Did you ever search for the Easter eggs that your parents hid in the garden? That’s probably the first – and maybe only – experience of treasure hunting that most people have. If you’re the sort of person who enjoys clues and puzzles, then you’re probably into crosswords and suchlike, but without the challenge of a big reward at the end, it’s hardly treasure hunting. Here’s something a little more interesting.
Aureum is set in the ruins of a Roman Villa on a Mediterranean island, in which a hoard of gold is hidden. The game’s distinctly uninteresting interface shows the ten months of the Roman calendar year. There’s a clue for each of those ten months, all of which you must solve before moving on to the next year. There are four years in total; a grand sum of forty clues.
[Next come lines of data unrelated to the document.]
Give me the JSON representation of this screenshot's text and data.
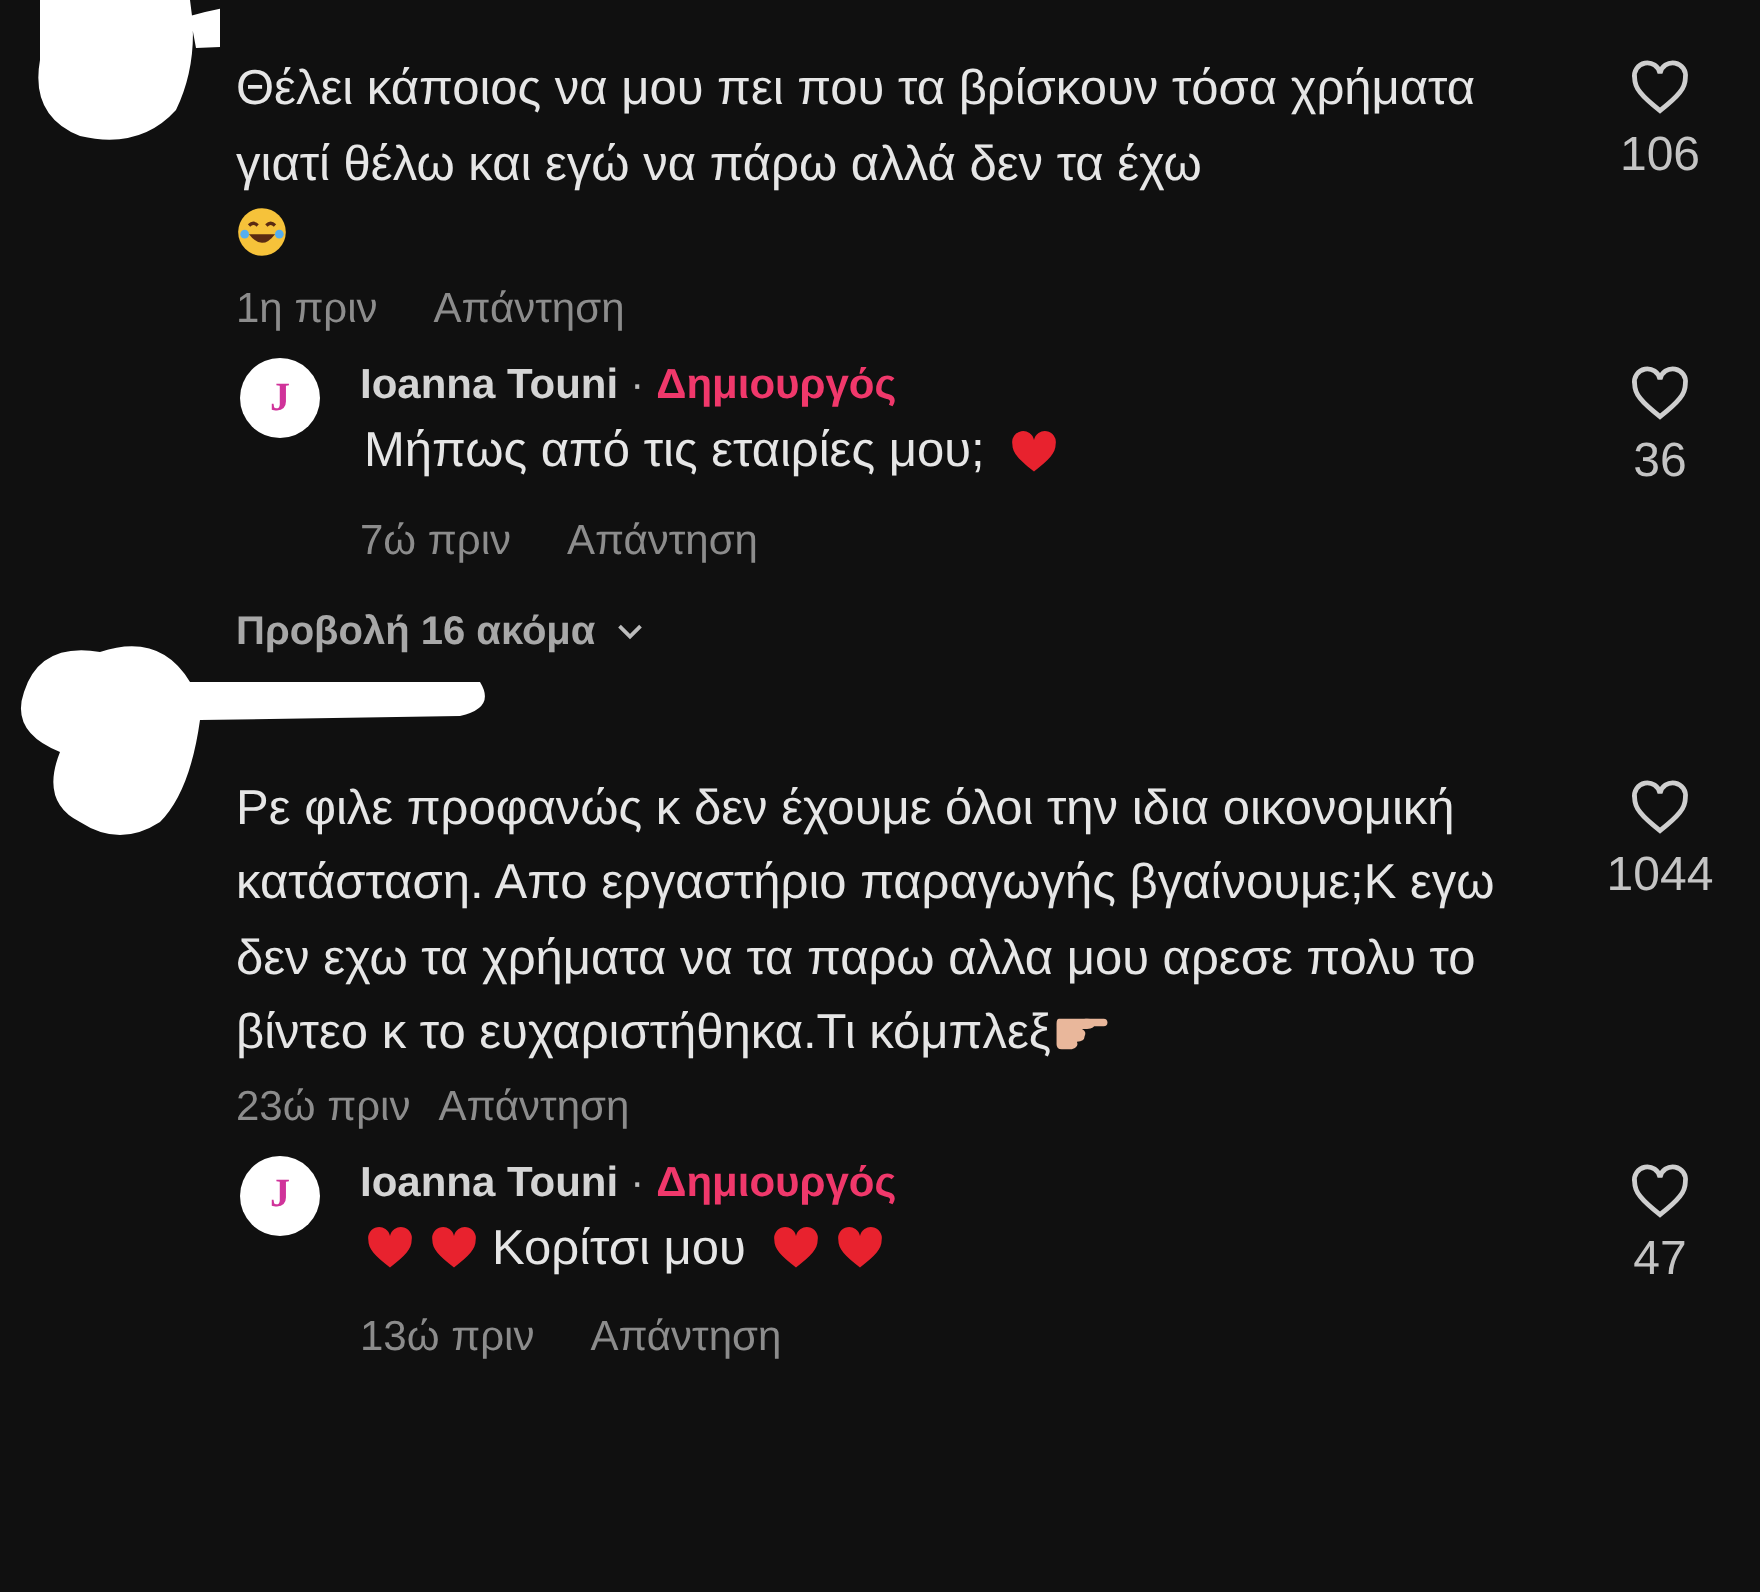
{
  "threads": [
    {
      "comment": {
        "text": "Θέλει κάποιος να μου πει που τα βρίσκουν τόσα χρήματα γιατί θέλω και εγώ να πάρω αλλά δεν τα έχω",
        "time": "1η πριν",
        "reply_label": "Απάντηση",
        "likes": "106"
      },
      "replies": [
        {
          "avatar_letter": "J",
          "author": "Ioanna Touni",
          "separator": "·",
          "badge": "Δημιουργός",
          "text": "Μήπως από τις εταιρίες μου;",
          "time": "7ώ πριν",
          "reply_label": "Απάντηση",
          "likes": "36"
        }
      ],
      "more": "Προβολή 16 ακόμα"
    },
    {
      "comment": {
        "text": "Ρε φιλε προφανώς κ δεν έχουμε όλοι την ιδια οικονομική κατάσταση. Απο εργαστήριο παραγωγής βγαίνουμε;Κ εγω δεν εχω τα χρήματα να τα παρω αλλα μου αρεσε πολυ το βίντεο κ το ευχαριστήθηκα.Τι κόμπλεξ",
        "time": "23ώ πριν",
        "reply_label": "Απάντηση",
        "likes": "1044"
      },
      "replies": [
        {
          "avatar_letter": "J",
          "author": "Ioanna Touni",
          "separator": "·",
          "badge": "Δημιουργός",
          "text": "Κορίτσι μου",
          "time": "13ώ πριν",
          "reply_label": "Απάντηση",
          "likes": "47"
        }
      ]
    }
  ]
}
What makes Aureum an appealing challenge is that ten people who succeed in solving all forty clues in the game will be sent on an all-expenses-paid holiday to a Mediterranean island some time in the year 2000, and one of those ten will find £20,000 – and keep it.
But before you think “Ha, a forty quid investment that’ll net me twenty grand”, think again. This is not an easy game. You may be a whizz at cross-words, Trivial Pursuit and TV quiz programmes, but this is in another league altogether. All the clues are based on pictures, although some of those pictures contain letters, numbers or other symbols. Thinking laterally is essential, as the clues are highly cryptic. For example, see the mushrooms in the screenshot below? Any idea what that means? No, neither have we. Apparently all the answers are contained somewhere in the Encyclopaedia Britannica, just to prove that Attica hasn’t made it all up.
Once you think you’ve solved a clue, you must enter the date, location and type of event in the mosaic that forms part of the game’s interface. If you’ve got them all right, the picture clue will appear cracked and aged. If not, you’ll just have to try again. At least you can attempt the ten clues for each year in any order, although you have to complete an entire year before you can move onto the next.